*What you need to do:*
In the entries, find all lines that hold the word "title" and copy them.

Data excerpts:
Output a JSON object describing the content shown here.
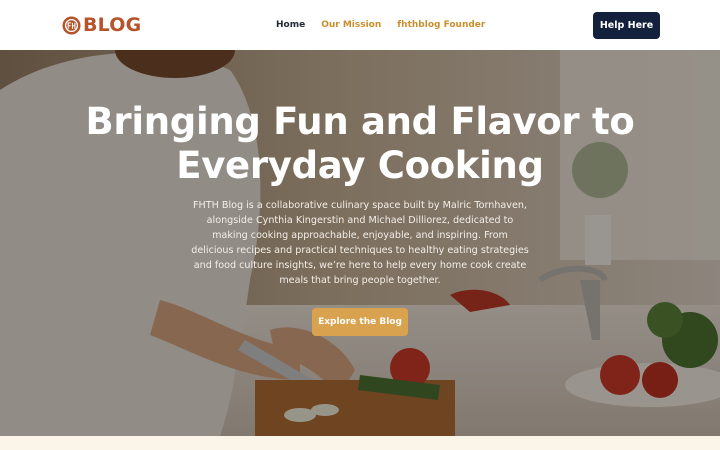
{
  "brand": {
    "logo_text": "BLOG",
    "logo_icon": "fh-roundel-icon",
    "color": "#b5542a"
  },
  "nav": {
    "items": [
      {
        "label": "Home",
        "active": true
      },
      {
        "label": "Our Mission",
        "active": false
      },
      {
        "label": "fhthblog Founder",
        "active": false
      }
    ],
    "active_color": "#222a33",
    "accent_color": "#c98f2e"
  },
  "header": {
    "cta_label": "Help Here",
    "cta_color": "#14213d"
  },
  "hero": {
    "title": "Bringing Fun and Flavor to Everyday Cooking",
    "description": "FHTH Blog is a collaborative culinary space built by Malric Tornhaven, alongside Cynthia Kingerstin and Michael Dilliorez, dedicated to making cooking approachable, enjoyable, and inspiring. From delicious recipes and practical techniques to healthy eating strategies and food culture insights, we’re here to help every home cook create meals that bring people together.",
    "cta_label": "Explore the Blog",
    "cta_color": "#d9a24e",
    "background_subject": "woman-slicing-vegetables-in-kitchen"
  }
}
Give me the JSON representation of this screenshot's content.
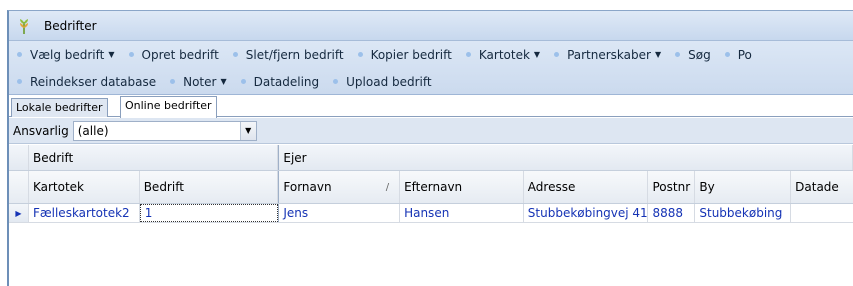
{
  "window": {
    "title": "Bedrifter",
    "icon": "wheat-icon",
    "accent": "#7fae3a"
  },
  "toolbar": {
    "row1": [
      {
        "label": "Vælg bedrift",
        "dropdown": true
      },
      {
        "label": "Opret bedrift",
        "dropdown": false
      },
      {
        "label": "Slet/fjern bedrift",
        "dropdown": false
      },
      {
        "label": "Kopier bedrift",
        "dropdown": false
      },
      {
        "label": "Kartotek",
        "dropdown": true
      },
      {
        "label": "Partnerskaber",
        "dropdown": true
      },
      {
        "label": "Søg",
        "dropdown": false
      },
      {
        "label": "Po",
        "dropdown": false
      }
    ],
    "row2": [
      {
        "label": "Reindekser database",
        "dropdown": false
      },
      {
        "label": "Noter",
        "dropdown": true
      },
      {
        "label": "Datadeling",
        "dropdown": false
      },
      {
        "label": "Upload bedrift",
        "dropdown": false
      }
    ]
  },
  "tabs": [
    "Lokale bedrifter",
    "Online bedrifter"
  ],
  "active_tab": "Online bedrifter",
  "filter": {
    "label": "Ansvarlig",
    "value": "(alle)"
  },
  "grid": {
    "bands": [
      "Bedrift",
      "Ejer"
    ],
    "columns": [
      "Kartotek",
      "Bedrift",
      "Fornavn",
      "Efternavn",
      "Adresse",
      "Postnr",
      "By",
      "Datade"
    ],
    "rows": [
      [
        "Fælleskartotek2",
        "1",
        "Jens",
        "Hansen",
        "Stubbekøbingvej 41",
        "8888",
        "Stubbekøbing",
        ""
      ]
    ]
  }
}
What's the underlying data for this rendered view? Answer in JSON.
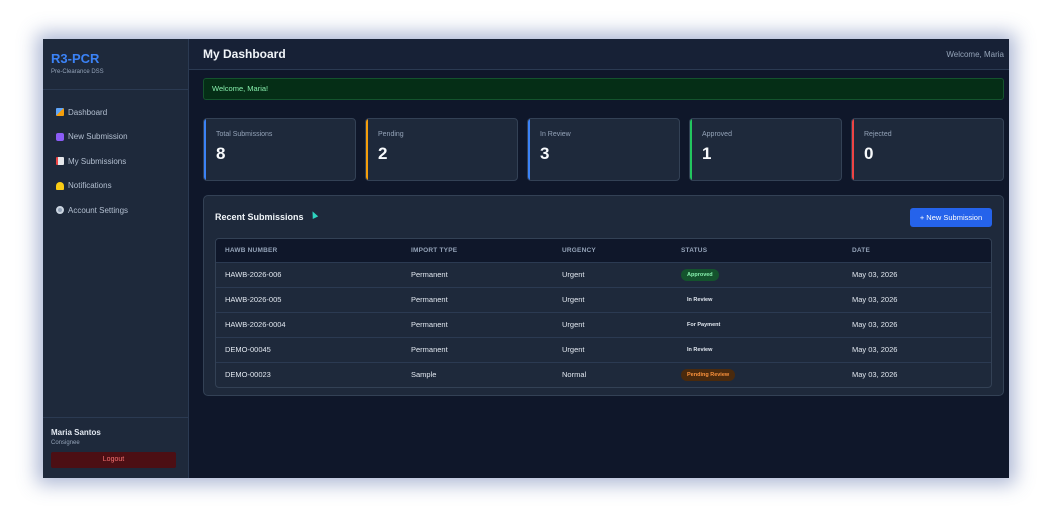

*Task answer:*
    "title": "Bringing Fun and Flavor to Everyday Cooking",
    "title": "Bedrifter",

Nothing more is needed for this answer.